According to Twitter: “Birdwatch allows people to identify information in Tweets they believe is misleading and write notes that provide informative context.”
It’s a unique approach to tackling one of the biggest issues and criticisms the platform’s faced to date – by involving those who have become swept up in any misinformation that’s perpetuated or shared across Twitter, which, let’s be honest can happen in the blink of an eye. This is can also either be interesting or concerning because when Twitter asks people to be active “look outs” and empower them with a way to report or add “notes to give context”, they’re potentially opening themselves to becoming hijacked and having its core function altered to suit “bad faith” individuals or groups.
One criticism I’m anticipating once this rolls out properly is: why is Twitter launching such a feature when people have been flagging and complaining about misinformation or toxic accounts for years, only to be ignored for the most part?
Another one is – and this is contingent on whether Birdwatch is going to be made available for all users or not – having select groups complaining about their lack of access to it.
In any case, I’ll reserve any further comment until it’s officially launched and we can get a clearer, more hands-on perspective about it.
At first glance they may seem similar given that they both involve someone speaking, however, they are two fundementally different features.
The Voice Notes function like short podcast snippets compared to Spaces, which Twitter is describing as a living room conversation with friends. Twitter’s also launched a dedicated account for it, which features updates and snippets of information.

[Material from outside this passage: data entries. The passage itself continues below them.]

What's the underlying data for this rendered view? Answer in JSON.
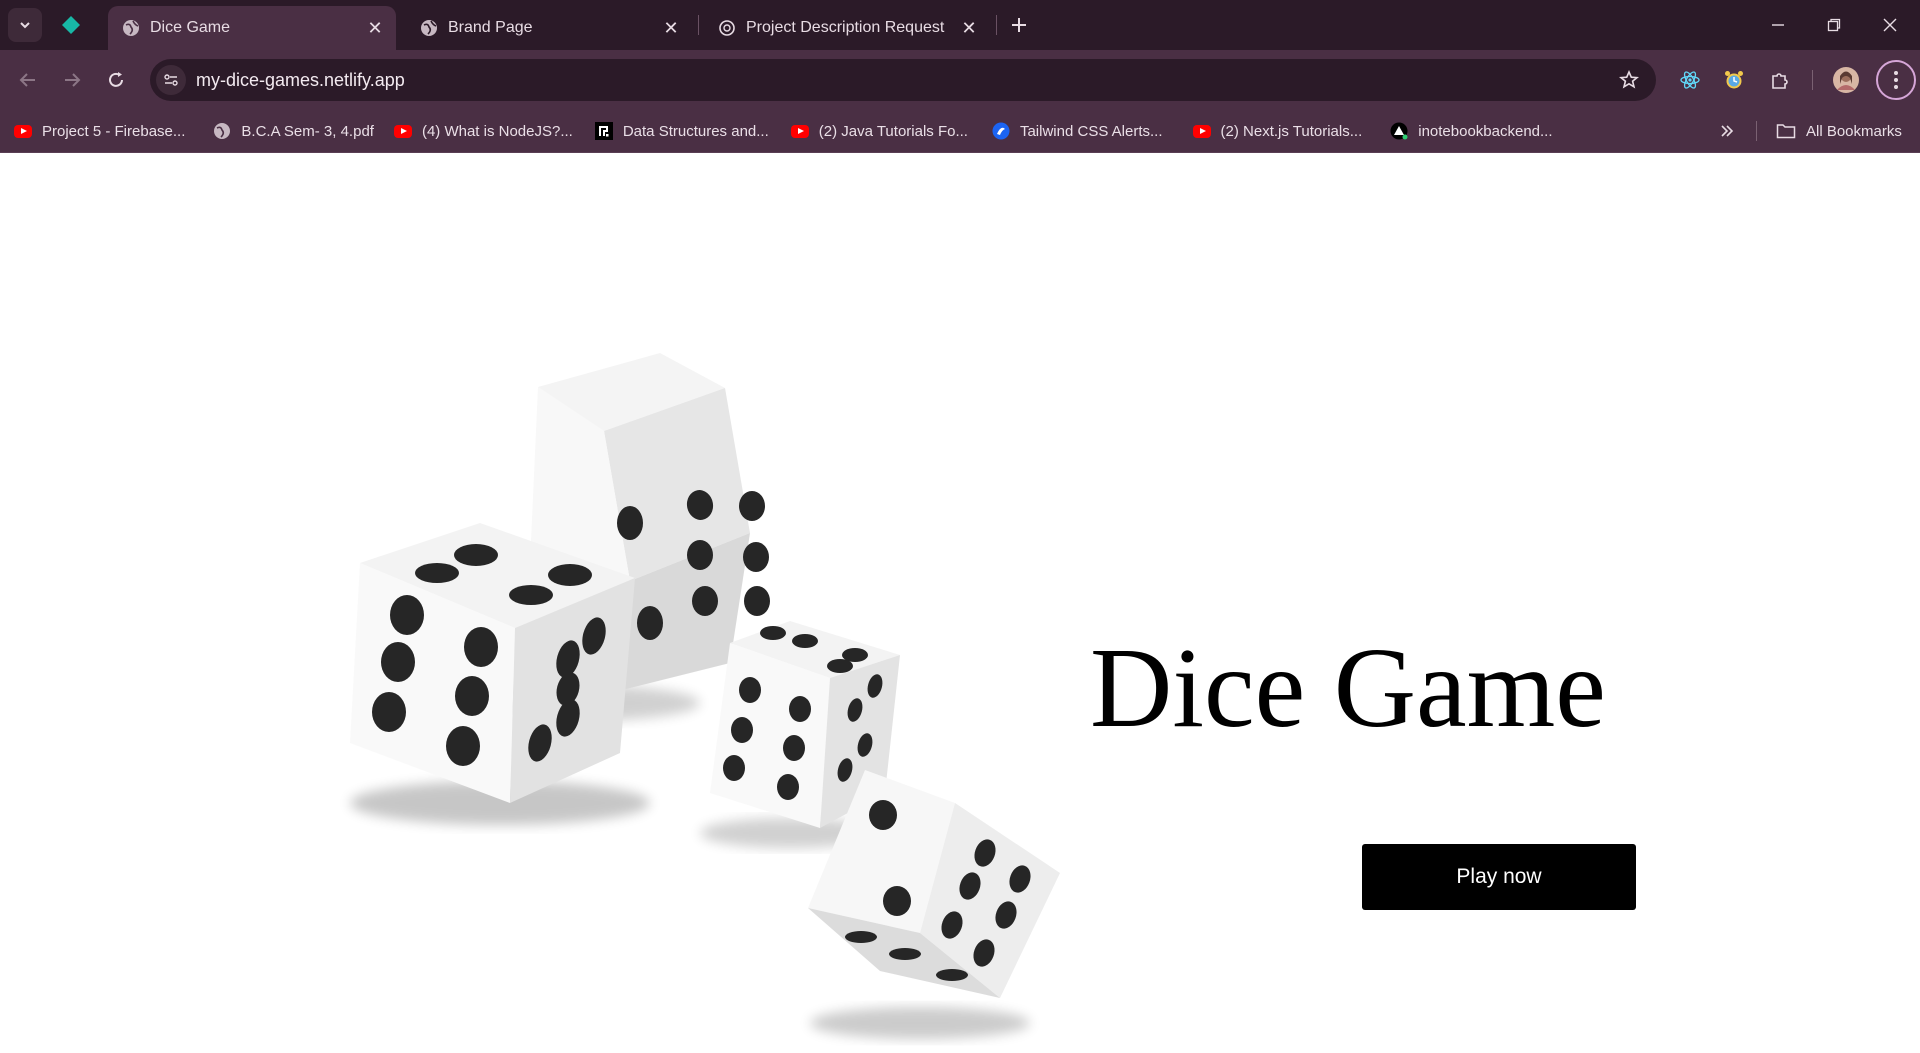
{
  "browser": {
    "tabs": [
      {
        "title": "Dice Game",
        "active": true,
        "icon": "globe-icon"
      },
      {
        "title": "Brand Page",
        "active": false,
        "icon": "globe-icon"
      },
      {
        "title": "Project Description Request",
        "active": false,
        "icon": "openai-icon"
      }
    ],
    "address": {
      "url": "my-dice-games.netlify.app"
    },
    "bookmarks": [
      {
        "label": "Project 5 - Firebase...",
        "icon": "youtube-icon"
      },
      {
        "label": "B.C.A Sem- 3, 4.pdf",
        "icon": "globe-icon"
      },
      {
        "label": "(4) What is NodeJS?...",
        "icon": "youtube-icon"
      },
      {
        "label": "Data Structures and...",
        "icon": "site-icon"
      },
      {
        "label": "(2) Java Tutorials Fo...",
        "icon": "youtube-icon"
      },
      {
        "label": "Tailwind CSS Alerts...",
        "icon": "flowbite-icon"
      },
      {
        "label": "(2) Next.js Tutorials...",
        "icon": "youtube-icon"
      },
      {
        "label": "inotebookbackend...",
        "icon": "render-icon"
      }
    ],
    "all_bookmarks_label": "All Bookmarks",
    "colors": {
      "frame": "#2b1a28",
      "toolbar": "#4a2f44"
    }
  },
  "page": {
    "title": "Dice Game",
    "play_button": "Play now"
  }
}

It’s currently in private beta testing with a select group of individuals because Twitter wants to ensure that any issues are ironed out to avoid any of the blacklash the Clubhouse has faced recently when it came to light that it allowed Far Right and other polairising individuals to discuss inflamatory and wrong topics, such as antisemitism.
Love ’em or hate ’em or anxiously watch them clutter up your inbox…not only are newsletters here to stay but they’re apparently thriving. That’s probably why Twitter acquired Dutch newsletter platform Revue, which allows users to publish and monetize email newsletters, in January.
Available through the web app only, Twitter stated that this opens up avenues for the myriad of writers who are an already active presence on the platform to use this feature as a way to condense their thoughts into one one location (newsletter) through an easy drag and drop method.
I am already anticipating Creators and Businesses incorporating this into their twitter activity as a means to raise awareness/raise their profile on the platform while also having a dedicated space to showchase their products or services.
Revue, like other newsletter websites, offers multiple tiers for its users, inclduing a paid tier with advanced features and insights. According to Tech Crunch: “Twitter confirmed it’s reverted Revue’s Publisher offer back to private beta for the moment while it concentrates on investing in platform infrastructure to pave the way for expected future demand….It added that it’s working quickly to roll out a new version of the paid Publisher tier of the newsletter tool that’s open to new customers, pointing to a mailing list for interested parties to sign up to get the latest updates.”
The final, and dreaded, new feature may be rolled out sometime in 2021, though Twitter keeps declining to confirm the rumour, despite already having teams building and exploring how to roll out a potential multi-tiered subscription model.
According to Bloomberg: “subscription product as a way to ease its dependence on advertising – a plan the social network has considered for years, and one that has taken on a heightened priority given the pandemic and pressure from activist investors to accelerate growth.”
In July 2020, Twitter sent out a batch of surveys to guage what users might be willing to accept as part of a paid subscription or not. One thing that would’ve sent people into a frenzy if it became widely known is the ‘undo send’, which is the closest thing the platform will have to the much-begged-for edit button.
Only time will tell whether Twitter actually goes through with its subscription model and what that means for users, advertisers, and the platform itself. In the meantime, here’s a list of things Bloomberg is speculating may be potentially monetised: Ad free option, Tweetdeck, exclusive content, higher quality video, verification, analytics, and consumer features.
It’ll be interesting to see which once of these came to pass and which didn’t – it would be even more interesting if Twitter decided to do a complete 180 and re-shelf Subscriptions.